**MATERIAL TO PROCESS**
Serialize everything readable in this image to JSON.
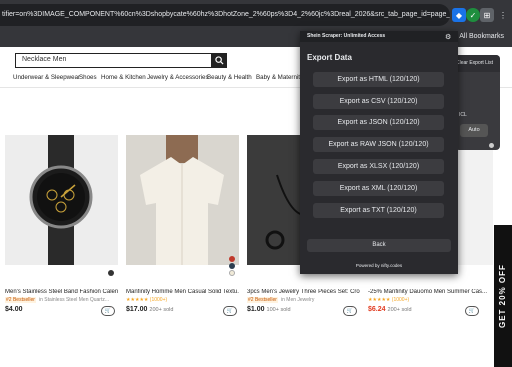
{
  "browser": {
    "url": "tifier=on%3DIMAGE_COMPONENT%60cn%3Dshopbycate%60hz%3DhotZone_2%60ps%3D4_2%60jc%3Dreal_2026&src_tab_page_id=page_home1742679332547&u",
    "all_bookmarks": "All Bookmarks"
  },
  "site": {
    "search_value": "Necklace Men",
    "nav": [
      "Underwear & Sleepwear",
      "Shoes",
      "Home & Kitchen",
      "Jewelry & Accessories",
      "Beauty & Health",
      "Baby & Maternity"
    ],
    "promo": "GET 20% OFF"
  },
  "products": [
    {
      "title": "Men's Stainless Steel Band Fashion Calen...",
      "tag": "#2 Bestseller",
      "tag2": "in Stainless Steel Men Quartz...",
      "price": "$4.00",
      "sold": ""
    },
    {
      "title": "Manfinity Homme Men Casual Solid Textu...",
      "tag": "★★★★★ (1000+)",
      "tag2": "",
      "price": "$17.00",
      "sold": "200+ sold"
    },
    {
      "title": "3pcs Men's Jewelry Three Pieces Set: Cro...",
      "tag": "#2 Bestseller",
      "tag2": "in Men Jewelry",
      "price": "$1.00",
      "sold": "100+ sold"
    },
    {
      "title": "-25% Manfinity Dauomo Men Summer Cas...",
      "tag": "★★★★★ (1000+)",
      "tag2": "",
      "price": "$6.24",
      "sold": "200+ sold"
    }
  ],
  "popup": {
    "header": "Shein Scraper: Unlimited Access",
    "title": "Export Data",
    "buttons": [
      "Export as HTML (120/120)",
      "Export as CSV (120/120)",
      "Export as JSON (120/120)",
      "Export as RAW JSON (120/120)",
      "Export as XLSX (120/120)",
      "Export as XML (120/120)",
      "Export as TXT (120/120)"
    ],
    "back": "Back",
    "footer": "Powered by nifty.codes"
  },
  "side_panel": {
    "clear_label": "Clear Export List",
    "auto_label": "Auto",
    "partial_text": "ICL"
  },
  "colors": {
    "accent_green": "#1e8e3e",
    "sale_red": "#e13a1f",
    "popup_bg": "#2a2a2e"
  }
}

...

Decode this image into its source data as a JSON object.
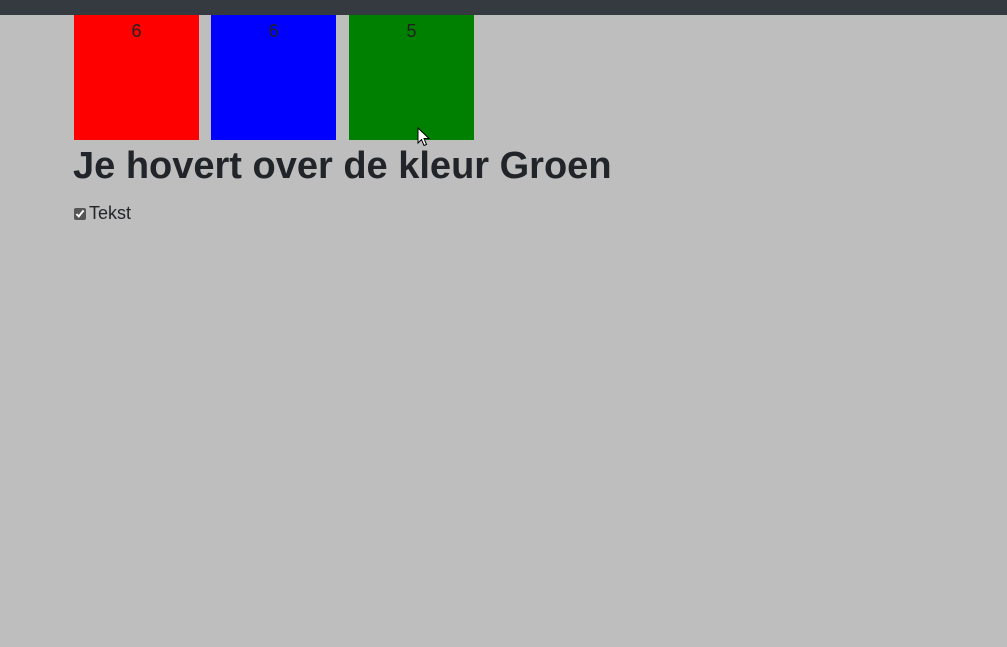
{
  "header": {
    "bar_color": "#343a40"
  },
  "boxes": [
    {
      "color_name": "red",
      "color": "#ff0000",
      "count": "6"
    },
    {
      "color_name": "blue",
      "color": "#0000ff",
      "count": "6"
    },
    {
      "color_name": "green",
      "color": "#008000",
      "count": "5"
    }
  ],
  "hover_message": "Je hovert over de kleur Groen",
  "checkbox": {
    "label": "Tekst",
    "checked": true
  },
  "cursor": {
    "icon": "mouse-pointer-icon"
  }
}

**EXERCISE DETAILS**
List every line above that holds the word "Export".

**EXERCISE OUTPUT**
    "title": "Export Data",
      "Export as HTML (120/120)",
      "Export as CSV (120/120)",
      "Export as JSON (120/120)",
      "Export as RAW JSON (120/120)",
      "Export as XLSX (120/120)",
      "Export as XML (120/120)",
      "Export as TXT (120/120)"
    "clear_label": "Clear Export List",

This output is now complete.